INSTRUCTIONS TO FOLLOW —
List the lines of this listing that hold the word "JSON".

☆ ☆ ☆ ☆ ☆

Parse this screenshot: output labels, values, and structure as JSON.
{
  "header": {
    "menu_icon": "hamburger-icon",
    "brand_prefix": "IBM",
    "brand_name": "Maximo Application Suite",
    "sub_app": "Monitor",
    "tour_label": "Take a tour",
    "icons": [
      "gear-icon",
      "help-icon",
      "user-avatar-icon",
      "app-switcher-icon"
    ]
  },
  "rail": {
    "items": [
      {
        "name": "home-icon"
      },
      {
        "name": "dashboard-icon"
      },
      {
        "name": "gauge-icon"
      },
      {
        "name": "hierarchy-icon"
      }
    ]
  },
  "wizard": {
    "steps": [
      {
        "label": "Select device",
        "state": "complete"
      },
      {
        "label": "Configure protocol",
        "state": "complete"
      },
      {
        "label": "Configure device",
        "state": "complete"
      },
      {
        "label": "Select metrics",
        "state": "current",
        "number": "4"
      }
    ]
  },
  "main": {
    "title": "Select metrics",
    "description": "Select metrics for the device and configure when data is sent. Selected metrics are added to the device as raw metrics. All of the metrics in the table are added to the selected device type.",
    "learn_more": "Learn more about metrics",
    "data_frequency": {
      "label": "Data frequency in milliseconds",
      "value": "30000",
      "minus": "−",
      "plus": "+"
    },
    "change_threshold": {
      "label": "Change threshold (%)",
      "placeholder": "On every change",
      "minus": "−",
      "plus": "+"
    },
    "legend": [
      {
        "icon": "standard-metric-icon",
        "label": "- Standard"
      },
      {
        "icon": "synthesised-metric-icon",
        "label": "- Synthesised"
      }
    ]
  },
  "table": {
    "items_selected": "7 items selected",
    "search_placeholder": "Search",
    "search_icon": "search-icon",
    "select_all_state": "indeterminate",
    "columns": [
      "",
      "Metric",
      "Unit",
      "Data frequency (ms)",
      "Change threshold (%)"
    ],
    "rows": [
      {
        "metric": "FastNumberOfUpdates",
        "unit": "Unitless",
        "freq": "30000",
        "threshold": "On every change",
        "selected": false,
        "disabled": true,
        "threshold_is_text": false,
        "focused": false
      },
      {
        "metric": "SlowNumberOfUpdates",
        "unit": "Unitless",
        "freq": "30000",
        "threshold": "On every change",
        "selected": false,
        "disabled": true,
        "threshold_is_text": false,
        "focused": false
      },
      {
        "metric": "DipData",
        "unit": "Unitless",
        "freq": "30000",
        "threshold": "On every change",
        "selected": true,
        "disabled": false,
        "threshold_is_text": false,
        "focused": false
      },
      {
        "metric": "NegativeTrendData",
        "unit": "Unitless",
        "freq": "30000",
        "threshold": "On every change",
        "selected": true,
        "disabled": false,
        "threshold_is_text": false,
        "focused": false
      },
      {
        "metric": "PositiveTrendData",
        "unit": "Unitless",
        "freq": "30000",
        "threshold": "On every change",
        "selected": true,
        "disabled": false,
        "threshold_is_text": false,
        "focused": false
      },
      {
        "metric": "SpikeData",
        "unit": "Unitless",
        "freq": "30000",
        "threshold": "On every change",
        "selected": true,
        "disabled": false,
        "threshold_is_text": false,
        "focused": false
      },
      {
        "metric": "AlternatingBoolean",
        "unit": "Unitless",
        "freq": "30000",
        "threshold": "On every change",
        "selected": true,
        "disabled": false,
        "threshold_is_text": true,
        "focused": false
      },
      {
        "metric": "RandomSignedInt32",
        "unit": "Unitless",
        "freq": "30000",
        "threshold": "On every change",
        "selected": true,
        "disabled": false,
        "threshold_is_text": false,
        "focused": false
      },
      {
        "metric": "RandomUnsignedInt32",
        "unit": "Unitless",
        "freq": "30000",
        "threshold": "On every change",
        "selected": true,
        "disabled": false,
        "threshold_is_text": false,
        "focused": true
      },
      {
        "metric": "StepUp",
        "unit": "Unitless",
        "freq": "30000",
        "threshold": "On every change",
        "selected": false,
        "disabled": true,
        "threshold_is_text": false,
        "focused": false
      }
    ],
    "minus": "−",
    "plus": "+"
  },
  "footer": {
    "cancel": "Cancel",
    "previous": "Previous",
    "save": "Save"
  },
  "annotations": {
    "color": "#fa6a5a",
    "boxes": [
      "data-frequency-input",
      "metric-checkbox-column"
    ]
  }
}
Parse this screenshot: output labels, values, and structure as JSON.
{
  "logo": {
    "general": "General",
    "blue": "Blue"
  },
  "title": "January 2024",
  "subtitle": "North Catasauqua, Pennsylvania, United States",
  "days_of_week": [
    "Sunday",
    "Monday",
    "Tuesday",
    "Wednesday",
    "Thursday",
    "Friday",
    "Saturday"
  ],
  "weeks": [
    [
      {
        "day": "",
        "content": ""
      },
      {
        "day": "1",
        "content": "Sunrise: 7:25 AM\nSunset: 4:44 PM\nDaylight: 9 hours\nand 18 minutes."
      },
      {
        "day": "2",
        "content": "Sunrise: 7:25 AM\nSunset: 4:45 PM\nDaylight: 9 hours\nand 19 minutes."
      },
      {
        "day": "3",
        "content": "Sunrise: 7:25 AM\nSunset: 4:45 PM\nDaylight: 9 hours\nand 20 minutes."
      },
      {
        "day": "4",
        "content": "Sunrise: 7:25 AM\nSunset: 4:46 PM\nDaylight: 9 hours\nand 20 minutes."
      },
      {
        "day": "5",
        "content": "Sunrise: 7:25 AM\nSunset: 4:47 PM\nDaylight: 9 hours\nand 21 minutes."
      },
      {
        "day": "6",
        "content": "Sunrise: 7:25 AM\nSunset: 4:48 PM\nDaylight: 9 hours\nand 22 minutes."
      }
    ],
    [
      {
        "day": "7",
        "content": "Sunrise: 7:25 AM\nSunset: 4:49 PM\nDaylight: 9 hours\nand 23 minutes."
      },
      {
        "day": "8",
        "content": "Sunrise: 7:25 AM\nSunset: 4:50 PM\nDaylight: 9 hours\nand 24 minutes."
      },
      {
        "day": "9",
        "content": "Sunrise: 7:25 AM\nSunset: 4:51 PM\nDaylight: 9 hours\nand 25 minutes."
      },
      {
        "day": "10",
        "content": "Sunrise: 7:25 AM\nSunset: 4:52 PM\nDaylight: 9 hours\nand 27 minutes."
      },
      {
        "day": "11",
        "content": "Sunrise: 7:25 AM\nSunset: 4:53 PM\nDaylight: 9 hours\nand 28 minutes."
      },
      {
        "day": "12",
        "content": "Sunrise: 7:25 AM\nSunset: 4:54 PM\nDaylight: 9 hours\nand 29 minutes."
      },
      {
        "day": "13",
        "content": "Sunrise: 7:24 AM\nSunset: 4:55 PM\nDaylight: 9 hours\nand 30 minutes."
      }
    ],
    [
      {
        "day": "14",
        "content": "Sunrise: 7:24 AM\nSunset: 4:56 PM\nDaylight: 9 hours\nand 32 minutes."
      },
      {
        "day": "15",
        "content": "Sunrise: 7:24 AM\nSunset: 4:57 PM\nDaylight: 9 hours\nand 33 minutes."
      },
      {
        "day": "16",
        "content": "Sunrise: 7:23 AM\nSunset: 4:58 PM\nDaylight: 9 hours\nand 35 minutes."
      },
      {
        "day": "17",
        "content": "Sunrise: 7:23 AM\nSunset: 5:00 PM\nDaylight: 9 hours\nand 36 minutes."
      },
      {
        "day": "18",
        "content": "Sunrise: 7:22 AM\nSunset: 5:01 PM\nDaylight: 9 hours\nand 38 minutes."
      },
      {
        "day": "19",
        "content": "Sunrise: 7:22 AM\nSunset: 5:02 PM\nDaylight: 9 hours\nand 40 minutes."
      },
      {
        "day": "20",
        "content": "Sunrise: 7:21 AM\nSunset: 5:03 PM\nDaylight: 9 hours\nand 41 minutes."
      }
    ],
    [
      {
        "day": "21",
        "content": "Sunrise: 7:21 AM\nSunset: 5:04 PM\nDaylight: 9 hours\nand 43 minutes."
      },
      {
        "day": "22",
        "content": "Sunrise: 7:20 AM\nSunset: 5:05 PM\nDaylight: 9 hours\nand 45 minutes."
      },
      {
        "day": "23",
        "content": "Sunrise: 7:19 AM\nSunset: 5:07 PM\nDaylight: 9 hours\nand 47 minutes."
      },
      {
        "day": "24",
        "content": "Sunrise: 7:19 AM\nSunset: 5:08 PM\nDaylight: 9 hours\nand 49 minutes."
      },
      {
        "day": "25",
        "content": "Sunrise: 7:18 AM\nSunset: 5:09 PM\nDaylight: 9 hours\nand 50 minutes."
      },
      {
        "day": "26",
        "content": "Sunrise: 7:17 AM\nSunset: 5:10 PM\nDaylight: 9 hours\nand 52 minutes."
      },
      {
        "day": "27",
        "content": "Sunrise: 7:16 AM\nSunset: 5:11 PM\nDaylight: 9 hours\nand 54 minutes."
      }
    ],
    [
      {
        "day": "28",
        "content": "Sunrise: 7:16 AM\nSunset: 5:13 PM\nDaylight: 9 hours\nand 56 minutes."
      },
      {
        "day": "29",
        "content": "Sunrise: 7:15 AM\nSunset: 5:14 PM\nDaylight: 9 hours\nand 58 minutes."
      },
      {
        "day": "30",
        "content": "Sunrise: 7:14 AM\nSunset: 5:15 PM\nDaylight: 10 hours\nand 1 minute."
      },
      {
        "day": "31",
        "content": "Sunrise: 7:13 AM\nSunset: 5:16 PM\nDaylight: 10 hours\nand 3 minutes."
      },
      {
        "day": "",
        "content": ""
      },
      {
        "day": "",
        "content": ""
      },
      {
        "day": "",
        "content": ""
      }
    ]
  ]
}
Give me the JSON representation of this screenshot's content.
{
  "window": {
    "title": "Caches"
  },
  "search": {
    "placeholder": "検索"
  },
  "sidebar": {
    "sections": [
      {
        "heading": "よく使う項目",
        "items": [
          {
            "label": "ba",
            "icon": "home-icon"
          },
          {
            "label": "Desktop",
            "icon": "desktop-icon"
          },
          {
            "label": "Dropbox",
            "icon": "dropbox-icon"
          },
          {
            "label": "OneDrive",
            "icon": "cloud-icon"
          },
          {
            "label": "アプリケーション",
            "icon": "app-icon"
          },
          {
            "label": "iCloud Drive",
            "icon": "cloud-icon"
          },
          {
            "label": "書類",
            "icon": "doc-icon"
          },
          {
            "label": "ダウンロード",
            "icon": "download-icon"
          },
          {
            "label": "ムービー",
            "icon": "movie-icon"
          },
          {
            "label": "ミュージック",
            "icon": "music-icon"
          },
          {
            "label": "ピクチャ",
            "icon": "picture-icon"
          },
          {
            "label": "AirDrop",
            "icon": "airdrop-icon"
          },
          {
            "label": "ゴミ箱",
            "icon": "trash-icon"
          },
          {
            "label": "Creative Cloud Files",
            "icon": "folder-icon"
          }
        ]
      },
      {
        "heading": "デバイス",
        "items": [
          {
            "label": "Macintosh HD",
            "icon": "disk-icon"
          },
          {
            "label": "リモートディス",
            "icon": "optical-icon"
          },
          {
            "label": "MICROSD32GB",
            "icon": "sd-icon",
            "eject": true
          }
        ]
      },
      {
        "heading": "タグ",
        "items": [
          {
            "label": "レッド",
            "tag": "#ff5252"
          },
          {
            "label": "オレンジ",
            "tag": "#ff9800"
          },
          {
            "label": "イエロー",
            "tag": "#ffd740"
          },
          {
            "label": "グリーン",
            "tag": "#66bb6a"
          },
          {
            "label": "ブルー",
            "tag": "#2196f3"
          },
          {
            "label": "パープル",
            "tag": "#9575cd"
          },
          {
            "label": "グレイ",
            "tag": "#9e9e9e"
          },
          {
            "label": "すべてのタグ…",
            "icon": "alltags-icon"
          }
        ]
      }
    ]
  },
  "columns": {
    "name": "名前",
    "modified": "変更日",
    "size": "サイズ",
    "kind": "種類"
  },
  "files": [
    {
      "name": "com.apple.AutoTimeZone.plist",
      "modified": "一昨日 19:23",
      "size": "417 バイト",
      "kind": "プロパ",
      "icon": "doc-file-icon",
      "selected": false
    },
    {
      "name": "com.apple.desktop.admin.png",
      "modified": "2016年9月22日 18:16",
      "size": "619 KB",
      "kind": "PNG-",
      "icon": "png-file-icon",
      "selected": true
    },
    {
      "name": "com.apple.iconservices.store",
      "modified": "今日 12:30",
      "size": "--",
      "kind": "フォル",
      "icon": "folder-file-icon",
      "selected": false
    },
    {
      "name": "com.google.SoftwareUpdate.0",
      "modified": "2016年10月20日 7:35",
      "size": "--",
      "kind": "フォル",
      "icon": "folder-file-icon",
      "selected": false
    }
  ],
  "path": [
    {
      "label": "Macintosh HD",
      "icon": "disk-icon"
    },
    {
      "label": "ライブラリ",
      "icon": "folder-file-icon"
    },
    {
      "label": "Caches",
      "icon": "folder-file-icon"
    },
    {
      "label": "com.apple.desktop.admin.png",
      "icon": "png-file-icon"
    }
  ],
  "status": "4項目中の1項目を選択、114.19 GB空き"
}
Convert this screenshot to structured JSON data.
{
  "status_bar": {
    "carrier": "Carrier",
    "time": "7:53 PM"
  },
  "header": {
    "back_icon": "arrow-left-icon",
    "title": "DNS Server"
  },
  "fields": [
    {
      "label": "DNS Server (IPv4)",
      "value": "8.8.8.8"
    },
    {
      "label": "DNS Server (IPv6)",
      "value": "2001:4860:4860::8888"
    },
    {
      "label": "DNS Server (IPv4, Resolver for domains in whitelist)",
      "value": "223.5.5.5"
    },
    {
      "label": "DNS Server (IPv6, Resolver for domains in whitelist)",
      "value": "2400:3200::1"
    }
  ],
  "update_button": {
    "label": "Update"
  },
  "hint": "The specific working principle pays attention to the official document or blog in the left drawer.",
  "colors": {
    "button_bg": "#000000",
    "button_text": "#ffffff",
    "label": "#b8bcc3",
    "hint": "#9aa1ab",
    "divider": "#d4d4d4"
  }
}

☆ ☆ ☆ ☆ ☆

WRITTEN RESPONSE —
Parse this screenshot: output labels, values, and structure as JSON.
Parse this screenshot: output labels, values, and structure as JSON.
Give me the JSON representation of this screenshot's content.
Convert this screenshot to structured JSON data.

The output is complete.